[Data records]

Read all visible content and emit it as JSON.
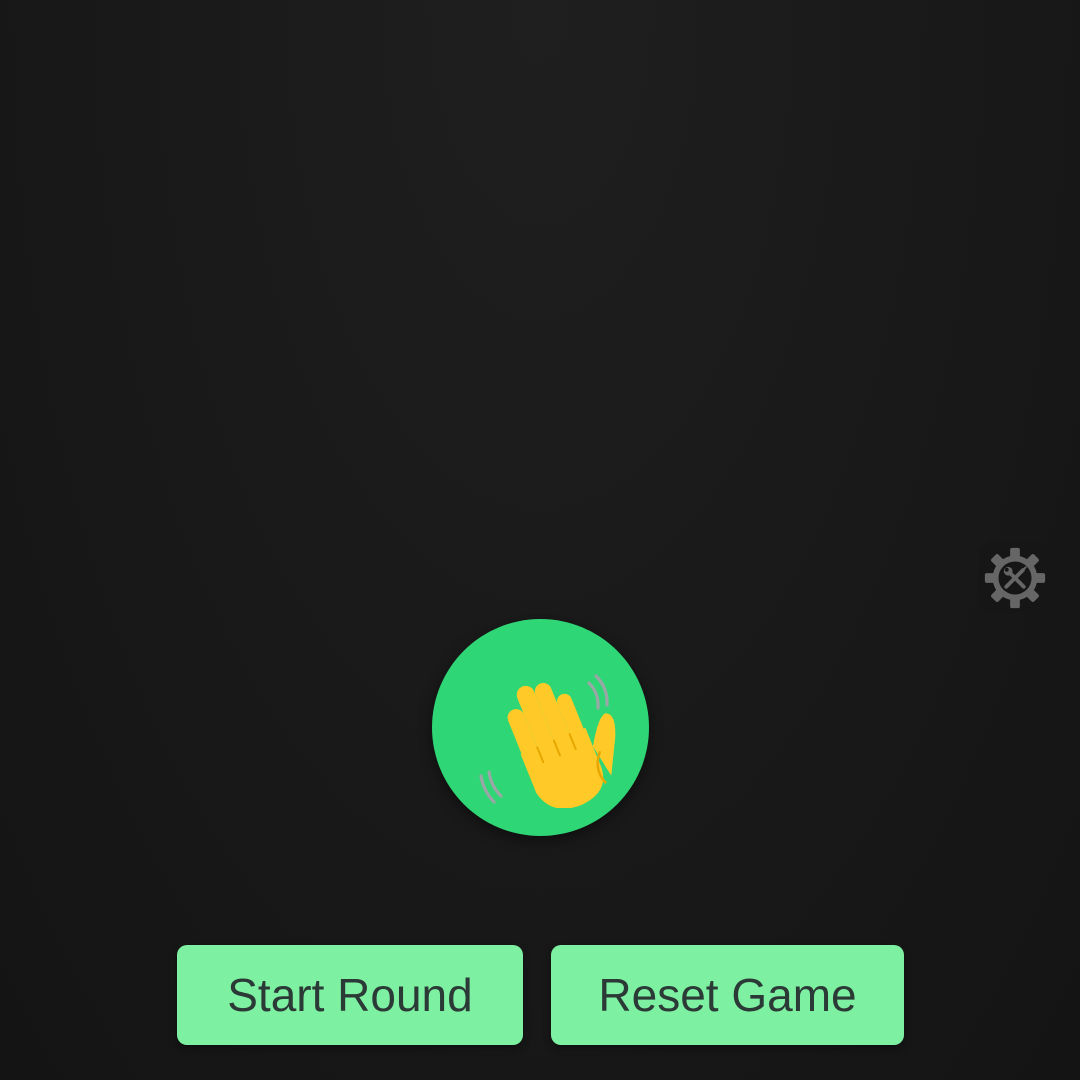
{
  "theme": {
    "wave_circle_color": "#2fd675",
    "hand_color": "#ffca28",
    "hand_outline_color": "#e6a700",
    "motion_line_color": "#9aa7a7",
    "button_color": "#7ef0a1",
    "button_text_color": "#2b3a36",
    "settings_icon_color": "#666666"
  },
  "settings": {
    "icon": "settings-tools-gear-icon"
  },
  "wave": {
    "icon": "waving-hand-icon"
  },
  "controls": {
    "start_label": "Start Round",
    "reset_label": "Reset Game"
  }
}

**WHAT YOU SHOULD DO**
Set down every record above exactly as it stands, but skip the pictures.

**RESPONSE AREA**
Read all visible content and emit it as JSON.
{
  "theme": {
    "wave_circle_color": "#2fd675",
    "hand_color": "#ffca28",
    "hand_outline_color": "#e6a700",
    "motion_line_color": "#9aa7a7",
    "button_color": "#7ef0a1",
    "button_text_color": "#2b3a36",
    "settings_icon_color": "#666666"
  },
  "settings": {
    "icon": "settings-tools-gear-icon"
  },
  "wave": {
    "icon": "waving-hand-icon"
  },
  "controls": {
    "start_label": "Start Round",
    "reset_label": "Reset Game"
  }
}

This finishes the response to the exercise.